--- Task to carry out ---
Every line below that holds "curl" must be copied.

--- Input records ---

..........

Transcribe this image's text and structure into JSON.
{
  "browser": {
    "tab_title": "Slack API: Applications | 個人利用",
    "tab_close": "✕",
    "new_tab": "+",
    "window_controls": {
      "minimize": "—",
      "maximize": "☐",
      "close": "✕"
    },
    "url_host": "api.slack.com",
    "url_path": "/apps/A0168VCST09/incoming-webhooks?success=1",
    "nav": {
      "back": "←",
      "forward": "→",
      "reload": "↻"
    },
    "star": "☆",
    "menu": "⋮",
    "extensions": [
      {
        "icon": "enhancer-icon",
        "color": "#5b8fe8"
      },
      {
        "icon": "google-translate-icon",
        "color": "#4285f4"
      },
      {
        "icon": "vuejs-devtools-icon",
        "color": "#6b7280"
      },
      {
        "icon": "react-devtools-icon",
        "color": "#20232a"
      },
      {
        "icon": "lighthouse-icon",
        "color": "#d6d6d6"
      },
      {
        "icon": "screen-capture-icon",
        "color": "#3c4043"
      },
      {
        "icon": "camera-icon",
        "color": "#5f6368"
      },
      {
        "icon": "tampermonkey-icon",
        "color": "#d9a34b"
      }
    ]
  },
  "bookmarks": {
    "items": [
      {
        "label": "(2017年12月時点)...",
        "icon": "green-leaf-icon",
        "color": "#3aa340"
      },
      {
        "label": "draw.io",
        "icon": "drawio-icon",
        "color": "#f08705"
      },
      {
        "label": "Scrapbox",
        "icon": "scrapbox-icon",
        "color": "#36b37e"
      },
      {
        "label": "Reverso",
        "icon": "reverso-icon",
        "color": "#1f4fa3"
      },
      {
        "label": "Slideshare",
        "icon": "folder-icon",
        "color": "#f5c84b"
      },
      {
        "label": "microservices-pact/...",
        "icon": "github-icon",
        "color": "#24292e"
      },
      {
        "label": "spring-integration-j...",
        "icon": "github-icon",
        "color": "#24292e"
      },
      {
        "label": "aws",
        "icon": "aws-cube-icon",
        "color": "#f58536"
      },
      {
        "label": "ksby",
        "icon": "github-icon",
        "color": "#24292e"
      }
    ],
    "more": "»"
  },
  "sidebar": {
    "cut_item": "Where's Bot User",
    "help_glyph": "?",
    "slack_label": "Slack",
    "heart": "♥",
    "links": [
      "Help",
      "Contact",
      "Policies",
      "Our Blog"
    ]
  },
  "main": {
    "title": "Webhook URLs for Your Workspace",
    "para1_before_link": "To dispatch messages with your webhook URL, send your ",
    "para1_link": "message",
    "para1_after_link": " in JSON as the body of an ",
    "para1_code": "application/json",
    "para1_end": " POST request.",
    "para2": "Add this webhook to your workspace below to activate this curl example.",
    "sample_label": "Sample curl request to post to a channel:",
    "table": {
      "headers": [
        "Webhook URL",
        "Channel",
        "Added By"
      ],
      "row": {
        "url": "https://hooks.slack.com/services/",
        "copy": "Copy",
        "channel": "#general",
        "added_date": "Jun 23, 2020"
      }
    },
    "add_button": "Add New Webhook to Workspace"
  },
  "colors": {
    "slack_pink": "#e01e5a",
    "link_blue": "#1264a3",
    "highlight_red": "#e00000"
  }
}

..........

--- Completed exercise ---
    "para2": "Add this webhook to your workspace below to activate this curl example.",
    "sample_label": "Sample curl request to post to a channel:",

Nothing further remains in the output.